What needs to be done: Where "JSON" appears in a line of the entries below, that line should be copied.

Data shown:
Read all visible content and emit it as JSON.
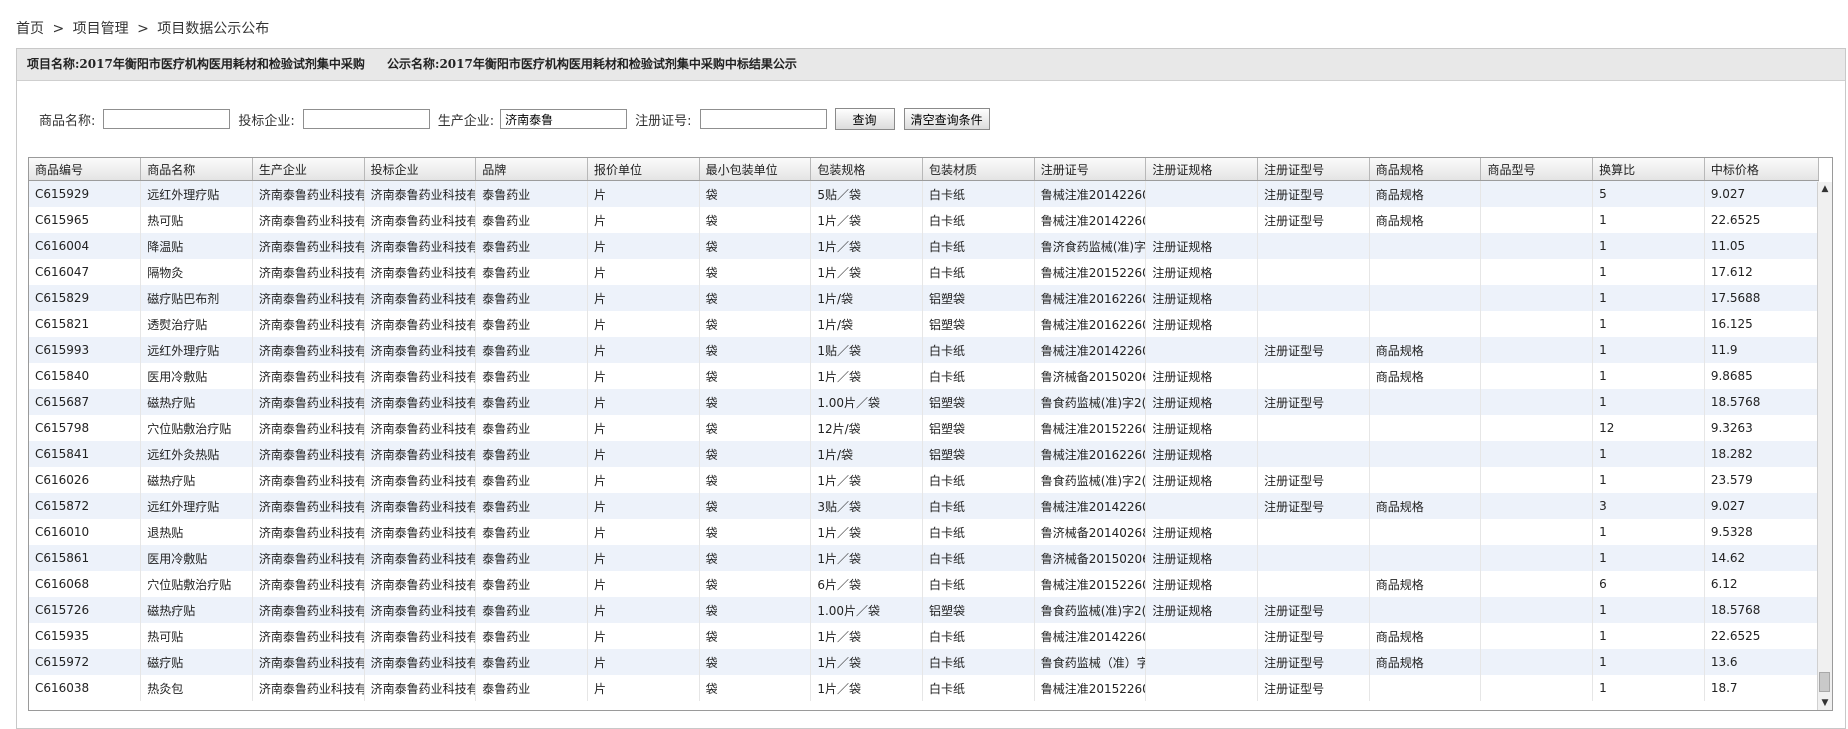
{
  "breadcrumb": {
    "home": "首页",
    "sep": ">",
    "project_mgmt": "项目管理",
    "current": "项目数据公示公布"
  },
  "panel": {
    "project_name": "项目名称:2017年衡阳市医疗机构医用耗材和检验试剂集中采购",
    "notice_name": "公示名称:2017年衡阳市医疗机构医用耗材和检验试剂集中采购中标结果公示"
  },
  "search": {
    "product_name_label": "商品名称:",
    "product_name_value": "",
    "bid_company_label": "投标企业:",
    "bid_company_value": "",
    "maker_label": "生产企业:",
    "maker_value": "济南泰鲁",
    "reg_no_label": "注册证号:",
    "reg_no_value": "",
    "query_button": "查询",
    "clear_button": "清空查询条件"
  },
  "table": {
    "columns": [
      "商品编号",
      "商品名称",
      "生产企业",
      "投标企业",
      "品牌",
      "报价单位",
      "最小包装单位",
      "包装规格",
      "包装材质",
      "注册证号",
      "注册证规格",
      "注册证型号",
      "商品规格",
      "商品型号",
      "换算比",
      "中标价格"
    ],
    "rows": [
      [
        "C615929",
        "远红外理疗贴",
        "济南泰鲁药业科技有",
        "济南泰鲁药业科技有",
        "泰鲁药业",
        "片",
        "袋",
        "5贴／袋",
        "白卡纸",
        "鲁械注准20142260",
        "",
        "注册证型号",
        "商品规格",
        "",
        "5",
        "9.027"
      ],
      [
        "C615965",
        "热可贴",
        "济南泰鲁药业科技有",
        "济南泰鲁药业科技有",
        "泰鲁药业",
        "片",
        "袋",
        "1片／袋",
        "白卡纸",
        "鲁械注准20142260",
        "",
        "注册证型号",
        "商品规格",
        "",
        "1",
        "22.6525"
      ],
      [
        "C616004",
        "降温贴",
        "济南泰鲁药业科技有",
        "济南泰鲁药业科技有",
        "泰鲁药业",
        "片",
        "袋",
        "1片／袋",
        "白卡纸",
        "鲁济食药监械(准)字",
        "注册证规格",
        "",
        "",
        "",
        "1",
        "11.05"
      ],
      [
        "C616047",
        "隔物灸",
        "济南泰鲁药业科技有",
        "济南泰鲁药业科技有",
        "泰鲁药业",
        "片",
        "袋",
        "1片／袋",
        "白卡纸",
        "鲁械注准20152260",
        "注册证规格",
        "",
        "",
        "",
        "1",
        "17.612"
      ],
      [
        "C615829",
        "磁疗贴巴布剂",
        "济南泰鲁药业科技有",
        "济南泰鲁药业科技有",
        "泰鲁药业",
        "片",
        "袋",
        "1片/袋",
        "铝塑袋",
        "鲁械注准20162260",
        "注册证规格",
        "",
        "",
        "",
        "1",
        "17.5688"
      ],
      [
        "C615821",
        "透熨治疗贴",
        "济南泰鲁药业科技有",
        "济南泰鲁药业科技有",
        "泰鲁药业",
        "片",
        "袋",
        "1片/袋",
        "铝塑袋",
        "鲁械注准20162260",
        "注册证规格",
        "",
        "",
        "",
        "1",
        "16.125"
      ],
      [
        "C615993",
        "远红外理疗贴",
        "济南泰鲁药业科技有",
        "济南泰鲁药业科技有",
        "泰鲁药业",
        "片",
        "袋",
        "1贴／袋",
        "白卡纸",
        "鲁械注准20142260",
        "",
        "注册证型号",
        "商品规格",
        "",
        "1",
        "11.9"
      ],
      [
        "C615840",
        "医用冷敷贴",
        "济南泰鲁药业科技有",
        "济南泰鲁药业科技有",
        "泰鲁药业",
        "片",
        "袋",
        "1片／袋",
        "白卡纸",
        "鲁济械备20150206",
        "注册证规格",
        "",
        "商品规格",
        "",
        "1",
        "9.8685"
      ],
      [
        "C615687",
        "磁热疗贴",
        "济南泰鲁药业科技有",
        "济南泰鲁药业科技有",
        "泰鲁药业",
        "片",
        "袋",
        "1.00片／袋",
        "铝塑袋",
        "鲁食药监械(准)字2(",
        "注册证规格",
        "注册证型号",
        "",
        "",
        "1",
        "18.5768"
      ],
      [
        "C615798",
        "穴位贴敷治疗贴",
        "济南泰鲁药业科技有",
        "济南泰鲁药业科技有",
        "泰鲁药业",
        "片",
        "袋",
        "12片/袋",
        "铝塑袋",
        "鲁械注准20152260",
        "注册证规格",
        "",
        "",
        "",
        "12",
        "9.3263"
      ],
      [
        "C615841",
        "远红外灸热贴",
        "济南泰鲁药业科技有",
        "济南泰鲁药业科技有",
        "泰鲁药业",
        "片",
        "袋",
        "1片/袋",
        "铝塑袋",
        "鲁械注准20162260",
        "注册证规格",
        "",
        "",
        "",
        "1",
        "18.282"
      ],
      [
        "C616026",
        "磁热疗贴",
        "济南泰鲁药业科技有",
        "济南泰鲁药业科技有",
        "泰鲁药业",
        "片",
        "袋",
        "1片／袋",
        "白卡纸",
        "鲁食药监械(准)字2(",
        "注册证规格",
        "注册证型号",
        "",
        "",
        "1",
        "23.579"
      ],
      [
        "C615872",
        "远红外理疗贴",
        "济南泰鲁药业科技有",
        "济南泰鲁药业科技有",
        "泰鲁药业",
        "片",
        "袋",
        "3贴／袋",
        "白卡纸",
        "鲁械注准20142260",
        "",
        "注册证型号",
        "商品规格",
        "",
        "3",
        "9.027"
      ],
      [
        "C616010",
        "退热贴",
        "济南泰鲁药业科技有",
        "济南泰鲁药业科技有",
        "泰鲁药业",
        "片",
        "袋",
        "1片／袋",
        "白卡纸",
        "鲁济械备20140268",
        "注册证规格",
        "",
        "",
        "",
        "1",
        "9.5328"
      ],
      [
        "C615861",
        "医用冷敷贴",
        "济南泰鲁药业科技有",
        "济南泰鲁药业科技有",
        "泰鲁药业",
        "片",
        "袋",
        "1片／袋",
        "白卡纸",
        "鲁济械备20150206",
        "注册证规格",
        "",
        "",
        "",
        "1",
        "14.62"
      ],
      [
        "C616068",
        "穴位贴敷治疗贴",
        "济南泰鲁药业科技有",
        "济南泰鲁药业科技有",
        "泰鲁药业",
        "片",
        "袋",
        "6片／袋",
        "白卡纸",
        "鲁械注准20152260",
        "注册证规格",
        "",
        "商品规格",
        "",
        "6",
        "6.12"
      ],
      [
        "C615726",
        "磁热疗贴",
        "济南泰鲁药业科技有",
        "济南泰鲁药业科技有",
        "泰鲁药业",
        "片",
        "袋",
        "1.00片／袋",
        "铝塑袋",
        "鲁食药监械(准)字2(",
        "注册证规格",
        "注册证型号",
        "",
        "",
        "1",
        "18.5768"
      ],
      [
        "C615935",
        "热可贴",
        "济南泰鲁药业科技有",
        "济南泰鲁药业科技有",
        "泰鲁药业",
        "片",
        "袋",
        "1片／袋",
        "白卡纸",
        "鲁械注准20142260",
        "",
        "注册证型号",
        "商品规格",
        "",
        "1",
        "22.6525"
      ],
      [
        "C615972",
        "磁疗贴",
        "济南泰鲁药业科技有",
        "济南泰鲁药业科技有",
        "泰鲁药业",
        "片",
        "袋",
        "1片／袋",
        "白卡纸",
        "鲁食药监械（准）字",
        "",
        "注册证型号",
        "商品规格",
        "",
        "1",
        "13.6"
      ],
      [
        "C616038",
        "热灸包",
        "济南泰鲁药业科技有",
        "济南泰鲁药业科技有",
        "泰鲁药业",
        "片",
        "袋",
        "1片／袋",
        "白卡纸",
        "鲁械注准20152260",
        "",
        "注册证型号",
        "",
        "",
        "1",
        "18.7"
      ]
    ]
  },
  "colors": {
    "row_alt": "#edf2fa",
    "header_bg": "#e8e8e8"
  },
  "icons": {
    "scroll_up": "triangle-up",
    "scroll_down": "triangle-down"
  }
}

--

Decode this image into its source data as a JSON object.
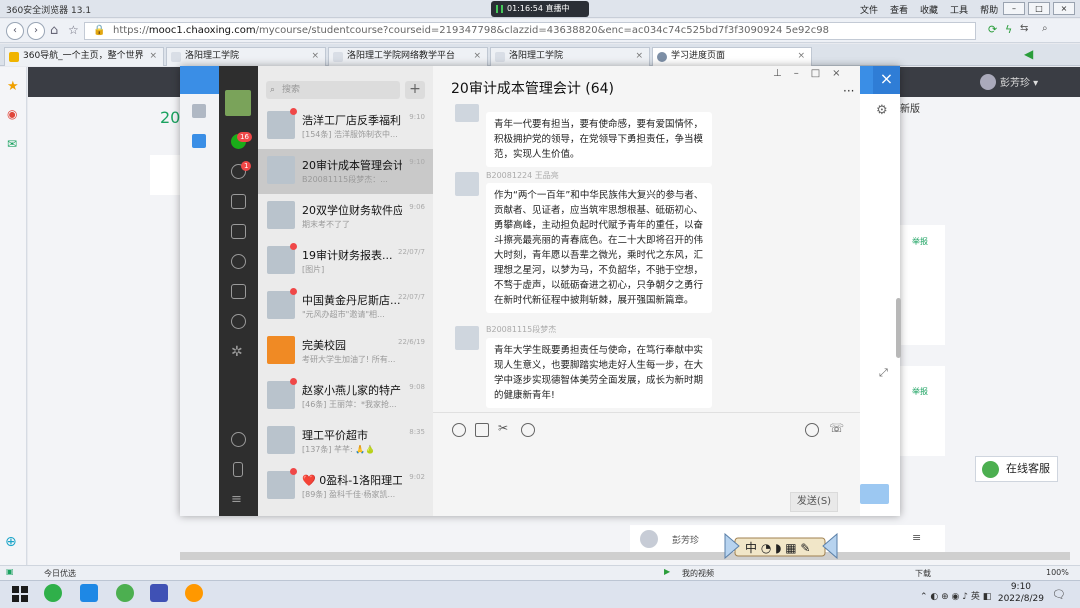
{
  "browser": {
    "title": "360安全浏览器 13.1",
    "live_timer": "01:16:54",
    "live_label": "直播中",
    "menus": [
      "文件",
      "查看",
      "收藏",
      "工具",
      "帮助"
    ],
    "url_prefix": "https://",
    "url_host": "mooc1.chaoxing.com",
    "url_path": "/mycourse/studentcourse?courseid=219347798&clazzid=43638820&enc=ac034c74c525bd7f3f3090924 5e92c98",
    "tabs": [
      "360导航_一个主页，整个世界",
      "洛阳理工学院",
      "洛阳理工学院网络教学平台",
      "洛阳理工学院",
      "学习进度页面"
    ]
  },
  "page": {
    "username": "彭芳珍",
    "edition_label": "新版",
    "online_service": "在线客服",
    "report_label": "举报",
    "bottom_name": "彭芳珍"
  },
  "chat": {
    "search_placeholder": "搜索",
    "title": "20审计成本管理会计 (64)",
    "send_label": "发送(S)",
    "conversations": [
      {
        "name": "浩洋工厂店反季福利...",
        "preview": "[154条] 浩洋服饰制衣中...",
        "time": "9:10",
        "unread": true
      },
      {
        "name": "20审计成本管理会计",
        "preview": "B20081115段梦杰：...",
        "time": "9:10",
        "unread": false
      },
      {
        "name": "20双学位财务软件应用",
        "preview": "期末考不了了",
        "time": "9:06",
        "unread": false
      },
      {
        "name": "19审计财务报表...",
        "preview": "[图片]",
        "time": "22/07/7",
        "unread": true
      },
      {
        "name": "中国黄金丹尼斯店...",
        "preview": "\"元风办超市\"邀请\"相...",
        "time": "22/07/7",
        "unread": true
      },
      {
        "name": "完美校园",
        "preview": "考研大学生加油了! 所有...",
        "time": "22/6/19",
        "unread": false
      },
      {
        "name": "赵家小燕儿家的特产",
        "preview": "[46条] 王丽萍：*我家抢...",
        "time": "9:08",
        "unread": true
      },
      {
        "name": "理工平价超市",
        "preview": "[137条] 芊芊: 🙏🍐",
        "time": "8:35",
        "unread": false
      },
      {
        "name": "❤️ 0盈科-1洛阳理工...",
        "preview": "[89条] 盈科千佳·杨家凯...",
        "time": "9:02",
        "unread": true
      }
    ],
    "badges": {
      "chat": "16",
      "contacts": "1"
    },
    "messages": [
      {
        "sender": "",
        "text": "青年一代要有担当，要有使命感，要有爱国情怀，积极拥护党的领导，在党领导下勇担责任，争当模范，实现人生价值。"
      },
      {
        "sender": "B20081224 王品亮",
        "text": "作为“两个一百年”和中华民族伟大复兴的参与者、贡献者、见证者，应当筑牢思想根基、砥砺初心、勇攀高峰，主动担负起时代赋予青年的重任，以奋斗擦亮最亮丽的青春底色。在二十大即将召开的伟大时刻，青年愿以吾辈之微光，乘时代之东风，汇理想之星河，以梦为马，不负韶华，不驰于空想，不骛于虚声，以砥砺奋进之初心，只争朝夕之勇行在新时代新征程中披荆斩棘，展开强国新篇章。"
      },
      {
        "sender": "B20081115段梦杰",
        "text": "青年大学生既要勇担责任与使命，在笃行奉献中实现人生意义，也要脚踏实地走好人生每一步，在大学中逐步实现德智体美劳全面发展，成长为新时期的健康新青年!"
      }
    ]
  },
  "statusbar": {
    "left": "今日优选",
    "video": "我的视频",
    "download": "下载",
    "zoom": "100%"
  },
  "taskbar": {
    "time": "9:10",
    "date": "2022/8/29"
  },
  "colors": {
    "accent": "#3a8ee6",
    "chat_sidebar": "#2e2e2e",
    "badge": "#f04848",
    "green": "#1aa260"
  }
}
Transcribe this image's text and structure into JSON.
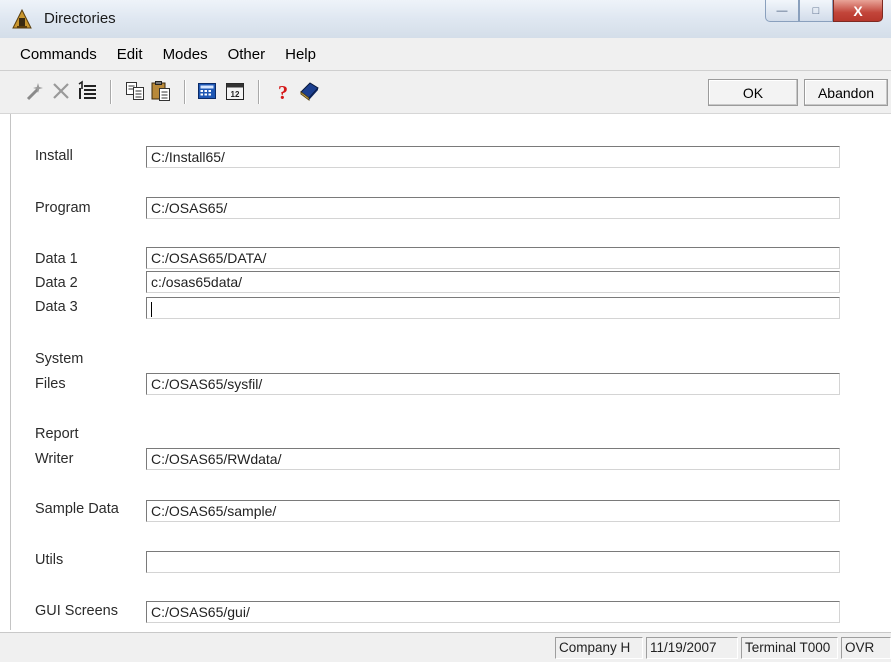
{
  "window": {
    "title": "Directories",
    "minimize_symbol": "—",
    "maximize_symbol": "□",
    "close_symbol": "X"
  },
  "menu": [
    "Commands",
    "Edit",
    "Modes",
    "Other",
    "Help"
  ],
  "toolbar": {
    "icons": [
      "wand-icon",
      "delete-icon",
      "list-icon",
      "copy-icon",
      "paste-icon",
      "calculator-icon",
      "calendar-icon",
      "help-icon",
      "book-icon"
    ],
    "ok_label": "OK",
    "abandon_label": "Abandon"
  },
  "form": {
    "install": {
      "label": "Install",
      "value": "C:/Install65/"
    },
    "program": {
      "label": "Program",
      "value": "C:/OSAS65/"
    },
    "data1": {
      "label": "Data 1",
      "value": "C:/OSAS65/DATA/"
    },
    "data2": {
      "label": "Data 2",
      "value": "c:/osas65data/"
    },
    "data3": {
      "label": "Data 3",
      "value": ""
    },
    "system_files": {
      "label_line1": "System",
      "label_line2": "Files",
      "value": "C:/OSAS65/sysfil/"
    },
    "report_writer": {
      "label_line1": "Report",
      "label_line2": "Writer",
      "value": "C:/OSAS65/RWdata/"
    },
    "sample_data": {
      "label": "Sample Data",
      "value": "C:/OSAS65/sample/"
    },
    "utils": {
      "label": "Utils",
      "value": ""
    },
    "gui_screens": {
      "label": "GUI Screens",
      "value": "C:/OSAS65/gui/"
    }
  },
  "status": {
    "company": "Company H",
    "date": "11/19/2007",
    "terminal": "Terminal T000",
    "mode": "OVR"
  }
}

Reply:
Read all visible content and emit it as JSON.
Decode this image into its source data as a JSON object.
Transcribe this image's text and structure into JSON.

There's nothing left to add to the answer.